◆ Brief
Please copy every line of the data in which the string "Accept" appears.

*** Block opens ***

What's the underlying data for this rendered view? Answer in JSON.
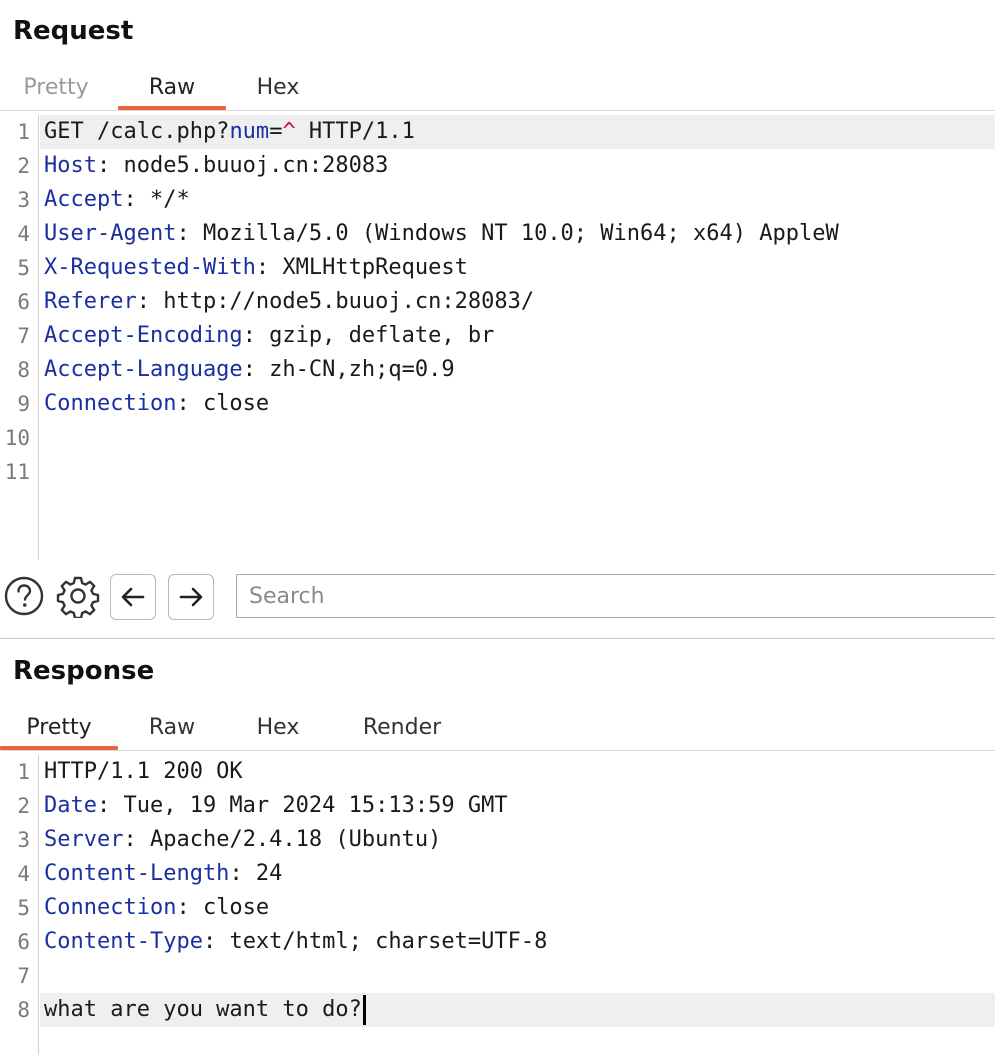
{
  "request": {
    "title": "Request",
    "tabs": [
      {
        "label": "Pretty"
      },
      {
        "label": "Raw"
      },
      {
        "label": "Hex"
      }
    ],
    "active_tab": "Raw",
    "lines": [
      {
        "n": "1",
        "parts": [
          {
            "t": "GET /calc.php?",
            "c": "v"
          },
          {
            "t": "num",
            "c": "k"
          },
          {
            "t": "=",
            "c": "v"
          },
          {
            "t": "^",
            "c": "hl-red"
          },
          {
            "t": " HTTP/1.1",
            "c": "v"
          }
        ]
      },
      {
        "n": "2",
        "parts": [
          {
            "t": "Host",
            "c": "k"
          },
          {
            "t": ": node5.buuoj.cn:28083",
            "c": "v"
          }
        ]
      },
      {
        "n": "3",
        "parts": [
          {
            "t": "Accept",
            "c": "k"
          },
          {
            "t": ": */*",
            "c": "v"
          }
        ]
      },
      {
        "n": "4",
        "parts": [
          {
            "t": "User-Agent",
            "c": "k"
          },
          {
            "t": ": Mozilla/5.0 (Windows NT 10.0; Win64; x64) AppleW",
            "c": "v"
          }
        ]
      },
      {
        "n": "5",
        "parts": [
          {
            "t": "X-Requested-With",
            "c": "k"
          },
          {
            "t": ": XMLHttpRequest",
            "c": "v"
          }
        ]
      },
      {
        "n": "6",
        "parts": [
          {
            "t": "Referer",
            "c": "k"
          },
          {
            "t": ": http://node5.buuoj.cn:28083/",
            "c": "v"
          }
        ]
      },
      {
        "n": "7",
        "parts": [
          {
            "t": "Accept-Encoding",
            "c": "k"
          },
          {
            "t": ": gzip, deflate, br",
            "c": "v"
          }
        ]
      },
      {
        "n": "8",
        "parts": [
          {
            "t": "Accept-Language",
            "c": "k"
          },
          {
            "t": ": zh-CN,zh;q=0.9",
            "c": "v"
          }
        ]
      },
      {
        "n": "9",
        "parts": [
          {
            "t": "Connection",
            "c": "k"
          },
          {
            "t": ": close",
            "c": "v"
          }
        ]
      },
      {
        "n": "10",
        "parts": []
      },
      {
        "n": "11",
        "parts": []
      }
    ]
  },
  "toolbar": {
    "search_placeholder": "Search"
  },
  "response": {
    "title": "Response",
    "tabs": [
      {
        "label": "Pretty"
      },
      {
        "label": "Raw"
      },
      {
        "label": "Hex"
      },
      {
        "label": "Render"
      }
    ],
    "active_tab": "Pretty",
    "lines": [
      {
        "n": "1",
        "parts": [
          {
            "t": "HTTP/1.1 200 OK",
            "c": "v"
          }
        ]
      },
      {
        "n": "2",
        "parts": [
          {
            "t": "Date",
            "c": "k"
          },
          {
            "t": ": Tue, 19 Mar 2024 15:13:59 GMT",
            "c": "v"
          }
        ]
      },
      {
        "n": "3",
        "parts": [
          {
            "t": "Server",
            "c": "k"
          },
          {
            "t": ": Apache/2.4.18 (Ubuntu)",
            "c": "v"
          }
        ]
      },
      {
        "n": "4",
        "parts": [
          {
            "t": "Content-Length",
            "c": "k"
          },
          {
            "t": ": 24",
            "c": "v"
          }
        ]
      },
      {
        "n": "5",
        "parts": [
          {
            "t": "Connection",
            "c": "k"
          },
          {
            "t": ": close",
            "c": "v"
          }
        ]
      },
      {
        "n": "6",
        "parts": [
          {
            "t": "Content-Type",
            "c": "k"
          },
          {
            "t": ": text/html; charset=UTF-8",
            "c": "v"
          }
        ]
      },
      {
        "n": "7",
        "parts": []
      },
      {
        "n": "8",
        "parts": [
          {
            "t": "what are you want to do?",
            "c": "v"
          }
        ]
      }
    ]
  },
  "colors": {
    "accent_underline": "#e8643a",
    "header_key": "#1a2fa0",
    "highlight_char": "#c8102e",
    "line_highlight_bg": "#efefef"
  },
  "icons": [
    "help-icon",
    "gear-icon",
    "arrow-left-icon",
    "arrow-right-icon"
  ]
}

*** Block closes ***

◆ Answer to this problem
            "t": "Accept",
            "t": "Accept-Encoding",
            "t": "Accept-Language",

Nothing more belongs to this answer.